I admit: “Social Justice-y” issues are in style. As globalization and social media collide, our global neighbors are feeling ever and ever closer, and our awareness to global issues is rising. Everyone’s got their own specific concern. What’s yours? Women’s rights? Children’s rights? Animal rights? Education? Poverty? Global Health? The Environment? Global conflict and wars? As Charity: Water points out, this clean water access issue is a primary factor in all of the above areas.
1 in 10 humans on earth don’t have clean drinking water.
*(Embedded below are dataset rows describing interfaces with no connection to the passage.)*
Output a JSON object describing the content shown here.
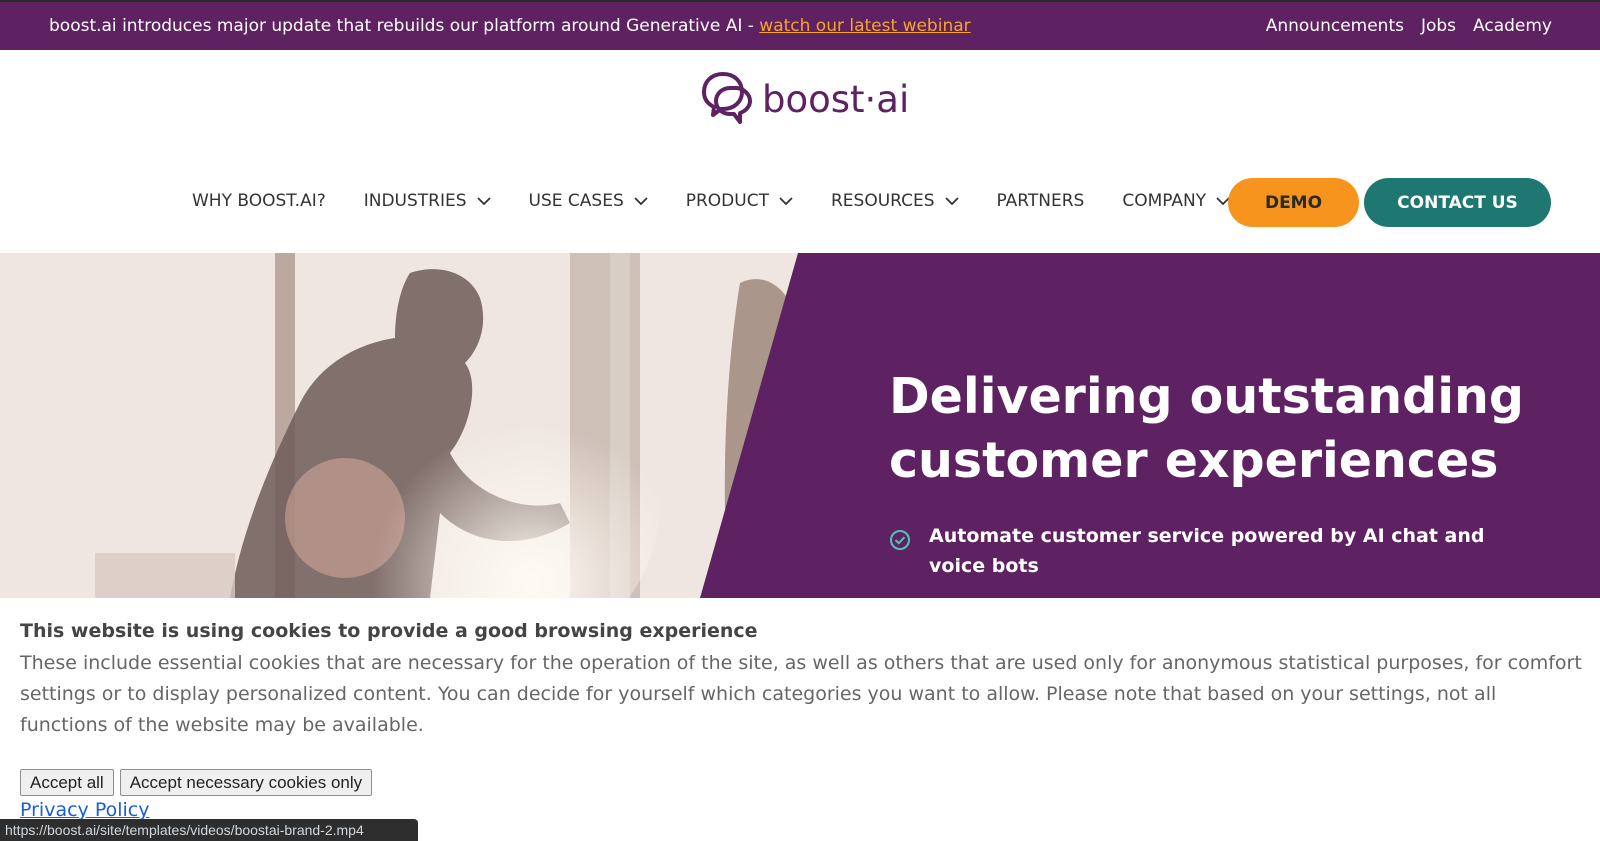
{
  "announcement": {
    "message": "boost.ai introduces major update that rebuilds our platform around Generative AI - ",
    "link_text": "watch our latest webinar",
    "links": [
      "Announcements",
      "Jobs",
      "Academy"
    ]
  },
  "logo": {
    "wordmark": "boost·ai"
  },
  "nav": {
    "items": [
      {
        "label": "WHY BOOST.AI?",
        "dropdown": false
      },
      {
        "label": "INDUSTRIES",
        "dropdown": true
      },
      {
        "label": "USE CASES",
        "dropdown": true
      },
      {
        "label": "PRODUCT",
        "dropdown": true
      },
      {
        "label": "RESOURCES",
        "dropdown": true
      },
      {
        "label": "PARTNERS",
        "dropdown": false
      },
      {
        "label": "COMPANY",
        "dropdown": true
      }
    ],
    "demo_label": "DEMO",
    "contact_label": "CONTACT US"
  },
  "hero": {
    "heading": "Delivering outstanding customer experiences",
    "bullet": "Automate customer service powered by AI chat and voice bots"
  },
  "cookie": {
    "title": "This website is using cookies to provide a good browsing experience",
    "body": "These include essential cookies that are necessary for the operation of the site, as well as others that are used only for anonymous statistical purposes, for comfort settings or to display personalized content. You can decide for yourself which categories you want to allow. Please note that based on your settings, not all functions of the website may be available.",
    "accept_all": "Accept all",
    "accept_necessary": "Accept necessary cookies only",
    "privacy": "Privacy Policy"
  },
  "status_bar": {
    "url": "https://boost.ai/site/templates/videos/boostai-brand-2.mp4"
  },
  "colors": {
    "brand_purple": "#5e2162",
    "demo_orange": "#f7941d",
    "contact_teal": "#1e7770",
    "link_yellow": "#f5a623"
  },
  "icons": [
    "boost-logo-icon",
    "chevron-down-icon",
    "check-circle-icon"
  ]
}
Unclean and unsafe water is the primary cause of 80% of all disease and it kills more people every year than all forms of violence, including war.90% of all of these deaths happen to children.
Many global wars, including the humanitarian disaster in Syria (and also Darfur), can find their root in water access. Notice I didn’t say that the conflicts only bring about lack of clean water (though they do)–the poor water access is part of the cause of these conflicts in the first place.
Further, the hours spent finding, carrying, and distributing water–and not going to school or working–are so numerous that it is a major source of poverty in the world. It severely limits women’s rights, political integrity, and social upbuilding due to the constant time and attention devoted to water rather than other socio-cultural needs. Indeed, there are even more implications for this most basic of issues. Clean water touches everything.
Tomorrow is my 31st birthday, and instead of any gifts or Facebook Wall well-wishes, I’m asking people to give $31 on my campaign page at Charity: Water to give access to clean water to those in developing country.
But it is also Advent and Christmas season, giving an even deeper and fuller reason to give, especially if you would call yourself a Christian.
Yes, as Christians we ought to care about the pain and suffering of the world no matter what chapter and verse we can cite on a particular issue. But water, however, is uniquely theological and full of meaning.
A Theology of Water & Advent
Water is an essential and mystical part of the Christian story and message, giving us unique motivations and resources for addressing the issue of clean water. The Israel story begins with God creating the world out of the murky depths. The Israelite people are set free from bondage to a prince of death and find their redemption by passing through a Red Sea, which would have held certain death and return to bondage; they enter the Promised Land in a similar fashion. God promises to sprinkle clean his people with the waters of redemption. It is by more than one water well that Patriarchs find their wives and Christ finds a woman in need of redemption. It is in the world to come that the Tree of Life is seen once more, and a River of Life flows from its roots offering life and salvation to all who drink.